> [What is needed] Could the entries below be reproduced exactly, with the images removed?

> [Data section]
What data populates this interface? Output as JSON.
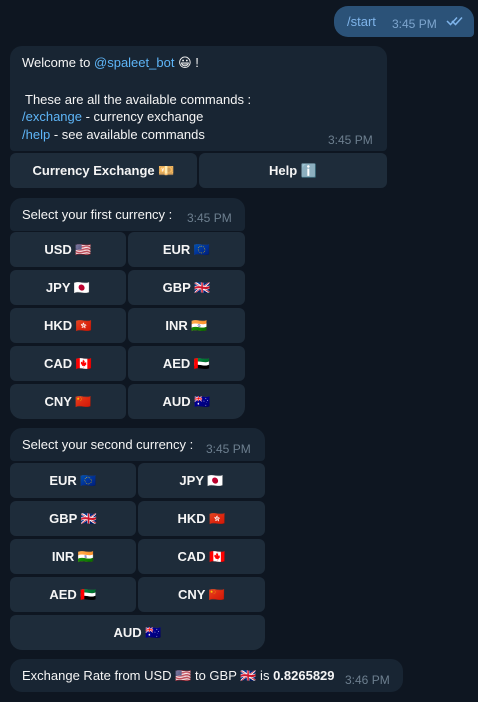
{
  "outgoing": {
    "text": "/start",
    "time": "3:45 PM",
    "status_icon": "double-check-icon"
  },
  "welcome": {
    "prefix": "Welcome to ",
    "bot_mention": "@spaleet_bot",
    "emoji": "😀",
    "suffix": " !",
    "intro": "These are all the available commands :",
    "commands": [
      {
        "cmd": "/exchange",
        "desc": " - currency exchange"
      },
      {
        "cmd": "/help",
        "desc": " - see available commands"
      }
    ],
    "time": "3:45 PM",
    "buttons": [
      "Currency Exchange 💴",
      "Help ℹ️"
    ]
  },
  "first_currency": {
    "prompt": "Select your first currency :",
    "time": "3:45 PM",
    "options": [
      "USD 🇺🇸",
      "EUR 🇪🇺",
      "JPY 🇯🇵",
      "GBP 🇬🇧",
      "HKD 🇭🇰",
      "INR 🇮🇳",
      "CAD 🇨🇦",
      "AED 🇦🇪",
      "CNY 🇨🇳",
      "AUD 🇦🇺"
    ]
  },
  "second_currency": {
    "prompt": "Select your second currency :",
    "time": "3:45 PM",
    "options": [
      "EUR 🇪🇺",
      "JPY 🇯🇵",
      "GBP 🇬🇧",
      "HKD 🇭🇰",
      "INR 🇮🇳",
      "CAD 🇨🇦",
      "AED 🇦🇪",
      "CNY 🇨🇳",
      "AUD 🇦🇺"
    ]
  },
  "result": {
    "text": "Exchange Rate from USD 🇺🇸 to GBP 🇬🇧 is ",
    "rate": "0.8265829",
    "time": "3:46 PM"
  }
}
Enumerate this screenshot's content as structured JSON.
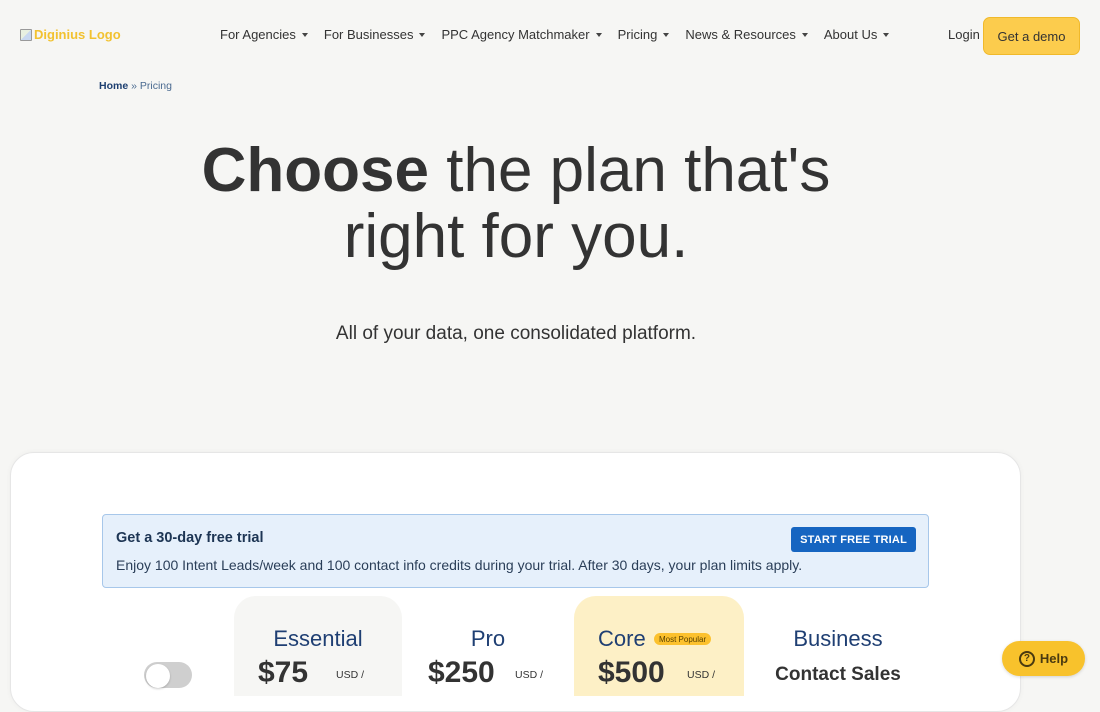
{
  "nav": {
    "logo_text": "Diginius Logo",
    "items": [
      {
        "label": "For Agencies"
      },
      {
        "label": "For Businesses"
      },
      {
        "label": "PPC Agency Matchmaker"
      },
      {
        "label": "Pricing"
      },
      {
        "label": "News & Resources"
      },
      {
        "label": "About Us"
      }
    ],
    "login_label": "Login",
    "demo_label": "Get a demo"
  },
  "breadcrumb": {
    "home": "Home",
    "separator": "»",
    "current": "Pricing"
  },
  "hero": {
    "bold": "Choose",
    "line1_rest": "the plan that's",
    "line2": "right for you.",
    "subtitle": "All of your data, one consolidated platform."
  },
  "trial": {
    "title": "Get a 30-day free trial",
    "description": "Enjoy 100 Intent Leads/week and 100 contact info credits during your trial. After 30 days, your plan limits apply.",
    "button_label": "START FREE TRIAL"
  },
  "plans": [
    {
      "name": "Essential",
      "price": "$75",
      "unit": "USD /"
    },
    {
      "name": "Pro",
      "price": "$250",
      "unit": "USD /"
    },
    {
      "name": "Core",
      "badge": "Most Popular",
      "price": "$500",
      "unit": "USD /"
    },
    {
      "name": "Business",
      "contact": "Contact Sales"
    }
  ],
  "help": {
    "label": "Help",
    "icon": "?"
  },
  "colors": {
    "accent": "#fccc4d",
    "primary_blue": "#1665c1",
    "plan_title": "#1f3f73"
  }
}
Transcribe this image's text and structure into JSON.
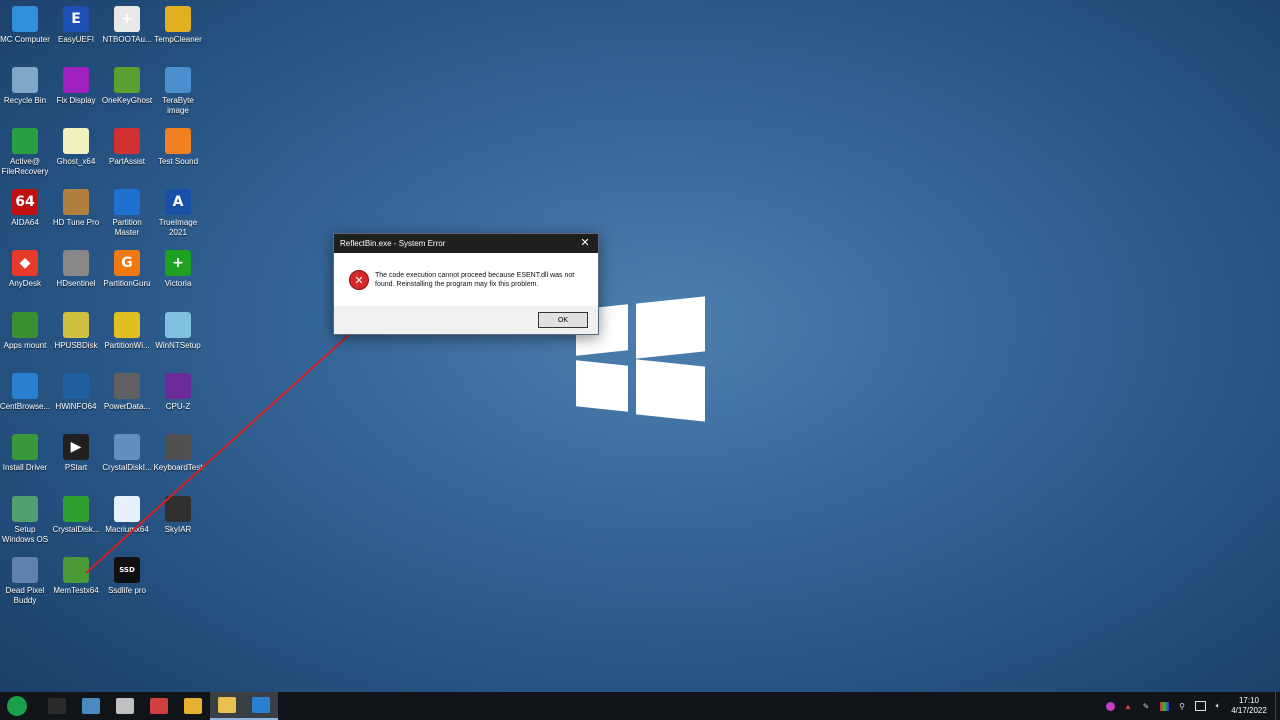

> [Task output]
What data populates this interface? Output as JSON.
{
  "outgoing": {
    "text": "/start",
    "time": "3:45 PM",
    "status_icon": "double-check-icon"
  },
  "welcome": {
    "prefix": "Welcome to ",
    "bot_mention": "@spaleet_bot",
    "emoji": "😀",
    "suffix": " !",
    "intro": "These are all the available commands :",
    "commands": [
      {
        "cmd": "/exchange",
        "desc": " - currency exchange"
      },
      {
        "cmd": "/help",
        "desc": " - see available commands"
      }
    ],
    "time": "3:45 PM",
    "buttons": [
      "Currency Exchange 💴",
      "Help ℹ️"
    ]
  },
  "first_currency": {
    "prompt": "Select your first currency :",
    "time": "3:45 PM",
    "options": [
      "USD 🇺🇸",
      "EUR 🇪🇺",
      "JPY 🇯🇵",
      "GBP 🇬🇧",
      "HKD 🇭🇰",
      "INR 🇮🇳",
      "CAD 🇨🇦",
      "AED 🇦🇪",
      "CNY 🇨🇳",
      "AUD 🇦🇺"
    ]
  },
  "second_currency": {
    "prompt": "Select your second currency :",
    "time": "3:45 PM",
    "options": [
      "EUR 🇪🇺",
      "JPY 🇯🇵",
      "GBP 🇬🇧",
      "HKD 🇭🇰",
      "INR 🇮🇳",
      "CAD 🇨🇦",
      "AED 🇦🇪",
      "CNY 🇨🇳",
      "AUD 🇦🇺"
    ]
  },
  "result": {
    "text": "Exchange Rate from USD 🇺🇸 to GBP 🇬🇧 is ",
    "rate": "0.8265829",
    "time": "3:46 PM"
  }
}
Enumerate this screenshot's content as structured JSON.
{
  "nav": {
    "logo_text": "Diginius Logo",
    "items": [
      {
        "label": "For Agencies"
      },
      {
        "label": "For Businesses"
      },
      {
        "label": "PPC Agency Matchmaker"
      },
      {
        "label": "Pricing"
      },
      {
        "label": "News & Resources"
      },
      {
        "label": "About Us"
      }
    ],
    "login_label": "Login",
    "demo_label": "Get a demo"
  },
  "breadcrumb": {
    "home": "Home",
    "separator": "»",
    "current": "Pricing"
  },
  "hero": {
    "bold": "Choose",
    "line1_rest": "the plan that's",
    "line2": "right for you.",
    "subtitle": "All of your data, one consolidated platform."
  },
  "trial": {
    "title": "Get a 30-day free trial",
    "description": "Enjoy 100 Intent Leads/week and 100 contact info credits during your trial. After 30 days, your plan limits apply.",
    "button_label": "START FREE TRIAL"
  },
  "plans": [
    {
      "name": "Essential",
      "price": "$75",
      "unit": "USD /"
    },
    {
      "name": "Pro",
      "price": "$250",
      "unit": "USD /"
    },
    {
      "name": "Core",
      "badge": "Most Popular",
      "price": "$500",
      "unit": "USD /"
    },
    {
      "name": "Business",
      "contact": "Contact Sales"
    }
  ],
  "help": {
    "label": "Help",
    "icon": "?"
  },
  "colors": {
    "accent": "#fccc4d",
    "primary_blue": "#1665c1",
    "plan_title": "#1f3f73"
  }
}
Transcribe this image's text and structure into JSON.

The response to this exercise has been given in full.